What will you almost never hear from men in business? Don’t know? You’re close. I’ve seen very few men in business meetings ever say, “I don’t know.” Have you noticed that, too? I think it’s smart that men avoid admitting what they don’t know. I think more women should pay attention to how they respond when they don’t know the answer to a business question. There are ways to answer questions that you don’t know. Some ways are better than others. Here are some options to consider.
You’ve got a few choices when you don’t know the answer. First, don’t fall for the gotcha questions. Think of any reporter’s questions of a politician where the reporter knows the politician doesn’t have the answer. That’s a gotcha question. Not every question has the right to be asked. If you’re asked that type of question, you will probably sputter your answer going all over the place without giving a response. Instead, question your need to answer the question. You can say, “Why do you think I, in my position as marketing manager, need to know that?”
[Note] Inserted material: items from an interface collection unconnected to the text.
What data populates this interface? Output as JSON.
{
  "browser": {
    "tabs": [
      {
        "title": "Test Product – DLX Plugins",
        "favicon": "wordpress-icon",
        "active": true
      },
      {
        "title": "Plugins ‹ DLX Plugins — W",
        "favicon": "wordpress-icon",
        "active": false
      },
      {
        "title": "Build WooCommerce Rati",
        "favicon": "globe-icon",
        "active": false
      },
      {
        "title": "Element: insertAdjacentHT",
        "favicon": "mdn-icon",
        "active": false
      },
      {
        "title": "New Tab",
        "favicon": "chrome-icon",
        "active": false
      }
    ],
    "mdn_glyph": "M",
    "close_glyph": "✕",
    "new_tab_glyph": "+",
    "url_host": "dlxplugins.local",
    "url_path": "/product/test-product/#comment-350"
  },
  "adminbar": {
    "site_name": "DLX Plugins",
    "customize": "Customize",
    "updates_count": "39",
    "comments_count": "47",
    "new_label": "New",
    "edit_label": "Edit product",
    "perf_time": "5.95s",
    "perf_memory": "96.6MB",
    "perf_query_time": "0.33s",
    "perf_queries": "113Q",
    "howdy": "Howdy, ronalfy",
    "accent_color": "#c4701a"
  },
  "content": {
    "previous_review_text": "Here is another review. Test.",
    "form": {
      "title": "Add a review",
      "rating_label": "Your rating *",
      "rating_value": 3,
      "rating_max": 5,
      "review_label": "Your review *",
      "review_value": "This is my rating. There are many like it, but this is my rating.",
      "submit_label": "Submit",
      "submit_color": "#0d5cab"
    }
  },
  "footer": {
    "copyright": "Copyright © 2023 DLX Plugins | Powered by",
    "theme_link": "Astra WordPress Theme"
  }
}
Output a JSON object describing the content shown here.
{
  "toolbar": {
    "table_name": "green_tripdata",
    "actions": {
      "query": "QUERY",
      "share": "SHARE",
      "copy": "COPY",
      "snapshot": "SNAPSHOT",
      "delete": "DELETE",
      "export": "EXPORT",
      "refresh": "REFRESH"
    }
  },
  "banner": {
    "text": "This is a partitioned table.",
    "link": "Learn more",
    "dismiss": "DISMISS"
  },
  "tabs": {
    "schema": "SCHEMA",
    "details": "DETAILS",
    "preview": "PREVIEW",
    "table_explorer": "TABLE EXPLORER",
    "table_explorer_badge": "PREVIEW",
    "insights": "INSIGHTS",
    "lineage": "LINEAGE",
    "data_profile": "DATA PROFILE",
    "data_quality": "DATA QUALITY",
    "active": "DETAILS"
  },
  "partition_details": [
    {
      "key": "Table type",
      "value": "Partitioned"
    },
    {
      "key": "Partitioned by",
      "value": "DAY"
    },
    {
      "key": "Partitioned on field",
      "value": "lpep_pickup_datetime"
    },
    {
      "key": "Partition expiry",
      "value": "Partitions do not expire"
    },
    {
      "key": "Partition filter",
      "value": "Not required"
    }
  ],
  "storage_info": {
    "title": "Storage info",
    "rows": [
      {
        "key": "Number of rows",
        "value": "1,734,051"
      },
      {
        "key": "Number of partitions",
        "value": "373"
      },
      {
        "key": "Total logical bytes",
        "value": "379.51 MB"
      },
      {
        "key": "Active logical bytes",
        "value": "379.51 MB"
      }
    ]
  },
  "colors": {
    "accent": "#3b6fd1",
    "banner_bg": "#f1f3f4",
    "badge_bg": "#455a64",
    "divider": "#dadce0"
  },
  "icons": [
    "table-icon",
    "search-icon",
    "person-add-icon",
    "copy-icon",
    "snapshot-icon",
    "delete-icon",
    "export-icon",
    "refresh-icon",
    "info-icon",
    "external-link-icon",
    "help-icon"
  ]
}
Then there are some questions that should not be answered. Hypothetical questions get you in trouble because your job is not to answer questions that won’t occur. These are the questions that trip you up because they are filled with emotion. If you are asked, “What about the competition reducing prices and capturing our largest market shares? What would you do?” Instead of “I don’t know” you can question the emotions behind the question. Is there concern for a stronger competitor? Is there concern about a loss in market share? That’s what you need to be talking about, not what you would do in a hypothetical situation and especially if you don’t know.
You may not know the answer to hostile questions. When someone is in your face asking you a question with “hot” words in it, be careful. “How can that ridiculous proposal work?” is a hostile question that can hurt you both by not having the answer as well as accepting the hostility in the question. First, remove the hostility. The word “ridiculous” is unacceptable. So remove it when you respond. Then when you respond, choose to answer it differently. You don’t have to give particular information. You can talk about the answer in the future with general information. Politicians are masters of giving non-answers. My answer would be, “How can the proposal work? With the support of all the participants and our usual attention to detail, I’m sure the proposal will work.” Notice, the hostile word is removed.
I’ve always told my clients, never point out your own weaknesses to others in business. Saying “I don’t know” is something men intuitively understand that makes them look weak. When you don’t know the answer, at least you will know how to respond. That’s what I know.